Preheat your oven to 400 degrees Fahrenheit.
Prick the shell of the squash in several places with a fork.
Place squash on a baking sheet and put the baking sheet in the oven.
Bake for at least one hour. Remove the squash from the oven when the shell pierces easily with a knife or fork. Do not turn off the oven after removing the squash.
Leave the squash to cool at least 15 minutes.
Slice the squash lengthwise into two halves.
Remove the seeds from the interior of the spaghetti squash.
Run a fork over the inner flesh of squash in order to loosen the thread-like pieces.

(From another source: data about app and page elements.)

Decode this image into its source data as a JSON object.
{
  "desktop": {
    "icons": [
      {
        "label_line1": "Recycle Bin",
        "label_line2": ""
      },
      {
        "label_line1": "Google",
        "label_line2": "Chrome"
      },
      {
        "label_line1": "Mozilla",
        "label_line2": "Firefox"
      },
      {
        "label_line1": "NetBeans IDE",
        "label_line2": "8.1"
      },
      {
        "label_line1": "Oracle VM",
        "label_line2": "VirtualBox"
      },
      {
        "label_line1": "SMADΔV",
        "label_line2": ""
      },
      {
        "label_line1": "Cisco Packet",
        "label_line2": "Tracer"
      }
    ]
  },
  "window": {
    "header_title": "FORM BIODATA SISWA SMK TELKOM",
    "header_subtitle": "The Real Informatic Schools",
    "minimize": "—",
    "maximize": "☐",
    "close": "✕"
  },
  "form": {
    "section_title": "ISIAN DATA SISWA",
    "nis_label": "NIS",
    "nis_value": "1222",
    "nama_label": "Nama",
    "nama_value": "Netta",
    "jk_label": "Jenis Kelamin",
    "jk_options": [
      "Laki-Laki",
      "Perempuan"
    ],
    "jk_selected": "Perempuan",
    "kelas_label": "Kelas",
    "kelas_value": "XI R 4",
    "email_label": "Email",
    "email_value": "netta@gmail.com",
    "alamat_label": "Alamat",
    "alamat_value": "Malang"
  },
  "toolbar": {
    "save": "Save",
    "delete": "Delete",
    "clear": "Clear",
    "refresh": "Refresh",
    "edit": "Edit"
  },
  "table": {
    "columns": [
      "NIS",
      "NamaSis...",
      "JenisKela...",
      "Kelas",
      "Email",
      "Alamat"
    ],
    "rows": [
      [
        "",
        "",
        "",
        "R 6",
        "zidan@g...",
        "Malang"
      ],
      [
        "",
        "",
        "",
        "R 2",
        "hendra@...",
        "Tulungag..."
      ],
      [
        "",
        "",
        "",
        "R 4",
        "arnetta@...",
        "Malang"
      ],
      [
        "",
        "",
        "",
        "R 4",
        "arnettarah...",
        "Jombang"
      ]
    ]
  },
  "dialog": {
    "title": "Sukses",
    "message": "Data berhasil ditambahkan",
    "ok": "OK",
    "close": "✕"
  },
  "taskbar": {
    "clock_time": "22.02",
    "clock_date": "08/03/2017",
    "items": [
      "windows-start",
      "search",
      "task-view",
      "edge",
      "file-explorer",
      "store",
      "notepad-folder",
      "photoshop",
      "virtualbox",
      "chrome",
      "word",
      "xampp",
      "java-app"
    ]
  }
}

While spaghetti squash doesn't appear to contain much flesh when first opened, separating it from its shell releases enough "spaghetti" to fill a pasta serving platter.
Scoop the loose flesh into a casserole dish and continue to scrape the inner shell until all of the flesh has been loosened and removed to the casserole dish.
Pour your pasta sauce over the squash flesh and toss to coat the "noodles." Reserve some of the sauce.
Cover the sauce-topped squash with a casserole lid or aluminum foil and place in oven for at least 20 minutes.
Cook any planned additions to the spaghetti squash, such as cubed chicken, meatballs, mushrooms or peppers.
Remove the squash from the oven and pour into a serving platter. Toss it with any additions, if you are using them.
Add additional sauce, if desired, as well as cheese, herbs and other toppings.